Art Deco was a movement in decorative arts and architecture that originated in the 1920’s and developed into a major influence in western Europe and the United States during the 1930’s. The term “Art Deco” is taken from the Exposition Internationale des Arts Décoratifs et Industriels Modernes, which was a World’s Fair held in Paris, France, in 1925, although the name was not used until after the 1960’s in reference. The style at the time, was referred to as Style Moderne.
In August 1925, Vogue magazine commented in an article: “The wealth in jewellery continues in Paris, and Diamonds are the foundation. These are combined with Emeralds, Rubies and Sapphires – the royal family of gems – in brooches, bracelets, earrings and necklaces “
The future has arrived
The time “between the wars” has been characterised as a time of grandiose displays of opulence in society. Now, it was catalysed with a radical design change from the naturalistic and fantastical art nouveau, to a fascination with the exotic, combined with stream-lined mechanics and fantasies of the future. An important player in the movement, French designer, Paul Uribe wrote a critique; “sacrifice the flower on the altar of Cubism and machinery of progress”, in 1930 and sure enough, although the stylised forms representing nature continued, abstract schemes began to dominate in design. The style of the jewellery designs were inspired heavily by modern architectural forms and machinery. The most exotic features intertwined with these influences were elements inspired by Indian jewellery, Chinese and Japanese art and Egyptian iconography. The ‘exotic’. Dense concentrations of precious stones set in white gold or platinum, clear geometric lines, black or vivid colours, polished cabochons, strung one next to the other stylishly combining curved and straight lines.
Art Deco Fashion Revolution

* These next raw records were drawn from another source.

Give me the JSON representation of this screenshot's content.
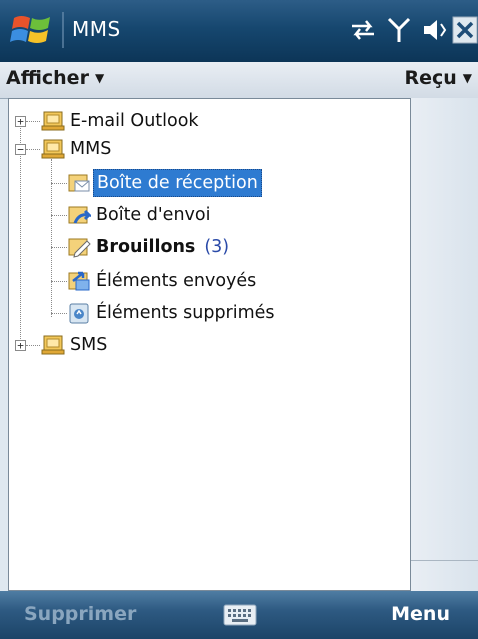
{
  "titlebar": {
    "title": "MMS"
  },
  "menubar": {
    "view_label": "Afficher",
    "received_label": "Reçu"
  },
  "tree": {
    "items": [
      {
        "label": "E-mail Outlook",
        "expander": "+"
      },
      {
        "label": "MMS",
        "expander": "−"
      },
      {
        "label": "Boîte de réception"
      },
      {
        "label": "Boîte d'envoi"
      },
      {
        "label": "Brouillons",
        "count": "(3)"
      },
      {
        "label": "Éléments envoyés"
      },
      {
        "label": "Éléments supprimés"
      },
      {
        "label": "SMS",
        "expander": "+"
      }
    ]
  },
  "softkeys": {
    "left_label": "Supprimer",
    "right_label": "Menu"
  },
  "colors": {
    "selection": "#2e7bd1",
    "titlebar": "#16476f",
    "count": "#2a4aa8"
  }
}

Hair styles changed radically as well. Women opted for short boyish bob cuts, to go with the straight lines and boyish silhouettes of the clothing. This led to a trend of long earrings, extremely long pearl necklaces and long chains with large, stylised pendants.
Bracelets made a breakthrough not only in the wrist but were also fashionably to worn as upper armbands.
New inspirations from the distant past
Today there is an abundance of Art Deco inspired jewellery designs. Using a range of silver or white gold, often with good amounts of Marcasite, Spinel, Onyx, Chalcedony or Jade as well as white Topaz or other transparent stones.